Annexation restrictions introduced as Lichtenstein and Heischierland ceded
Stringent restrictions were introduced in regards to the Empire claiming new land this morning after Austenasian sovereignty over the town of Lichtenstein and the crown dependency of Heischierland was abandoned due to a single person wishing to leave the Empire.
Lord Charles Clarke – also known by a variety of pseudonyms throughout his political career – became an Austenasian in June 2013 after offering the then Territory of Emperorsland to Austenasia.
Emperorsland expanded in 2014, annexing a neighbouring house inhabited by Lord Charles and his family, to become the Town of Lichtenstein. Later that year, the family’s holiday home was annexed as the Crown Dependency of Heischierland.
Lord Charles has been an Austenasian official for over three years, and held four Cabinet positions at varying times. However, after announcing that he no longer wished to be a part of the Empire, the government found itself forced to cede Lichtenstein and Heischierland after losing the only person who was able to administer them.
In the Act of Parliament passed this morning which ceded said land, tough new regulations have been introduced to prevent any future annexations of land which could be rendered ungovernable by the departure of a single person.
From henceforth, any offers of land to the Empire must be approved by the Home Secretary before being considered by Parliament.
The Home Secretary must ascertain (amongst other criteria) that more than one person is willing to administer the offer of land, and that the majority of any inhabitants wish (rather than just consent, as was the case with Lord Charles’ family) to become Austenasians.

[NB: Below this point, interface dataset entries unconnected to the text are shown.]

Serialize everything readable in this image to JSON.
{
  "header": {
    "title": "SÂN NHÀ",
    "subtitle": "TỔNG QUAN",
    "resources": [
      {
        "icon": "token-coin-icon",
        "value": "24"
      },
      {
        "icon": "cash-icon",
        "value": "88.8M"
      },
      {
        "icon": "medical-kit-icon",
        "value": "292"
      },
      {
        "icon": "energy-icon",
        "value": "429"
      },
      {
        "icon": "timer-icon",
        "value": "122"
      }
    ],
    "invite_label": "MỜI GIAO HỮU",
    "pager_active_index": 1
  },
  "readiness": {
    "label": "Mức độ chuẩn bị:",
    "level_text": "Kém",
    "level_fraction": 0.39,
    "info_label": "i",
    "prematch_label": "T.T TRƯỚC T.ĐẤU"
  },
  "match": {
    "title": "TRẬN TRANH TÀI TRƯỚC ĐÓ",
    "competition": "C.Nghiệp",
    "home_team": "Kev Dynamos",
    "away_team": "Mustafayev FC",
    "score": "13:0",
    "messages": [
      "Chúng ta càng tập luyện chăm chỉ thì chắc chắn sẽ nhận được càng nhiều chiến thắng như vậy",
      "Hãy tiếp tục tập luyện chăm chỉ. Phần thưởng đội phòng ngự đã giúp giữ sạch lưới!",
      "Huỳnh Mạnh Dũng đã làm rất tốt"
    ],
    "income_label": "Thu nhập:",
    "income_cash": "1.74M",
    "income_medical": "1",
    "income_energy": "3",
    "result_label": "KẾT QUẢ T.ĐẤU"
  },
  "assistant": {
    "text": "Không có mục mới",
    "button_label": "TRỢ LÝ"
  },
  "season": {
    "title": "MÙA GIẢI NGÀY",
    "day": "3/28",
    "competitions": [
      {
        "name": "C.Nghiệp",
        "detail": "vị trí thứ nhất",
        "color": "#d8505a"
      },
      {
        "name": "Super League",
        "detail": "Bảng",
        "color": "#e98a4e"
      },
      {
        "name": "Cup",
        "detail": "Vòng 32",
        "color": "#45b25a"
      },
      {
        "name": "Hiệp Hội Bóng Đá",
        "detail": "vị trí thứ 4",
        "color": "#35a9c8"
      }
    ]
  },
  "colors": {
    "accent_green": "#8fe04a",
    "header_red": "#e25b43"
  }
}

With the loss of the two areas of land administered by Lord Charles, the Empire’s population has dropped by three to 84.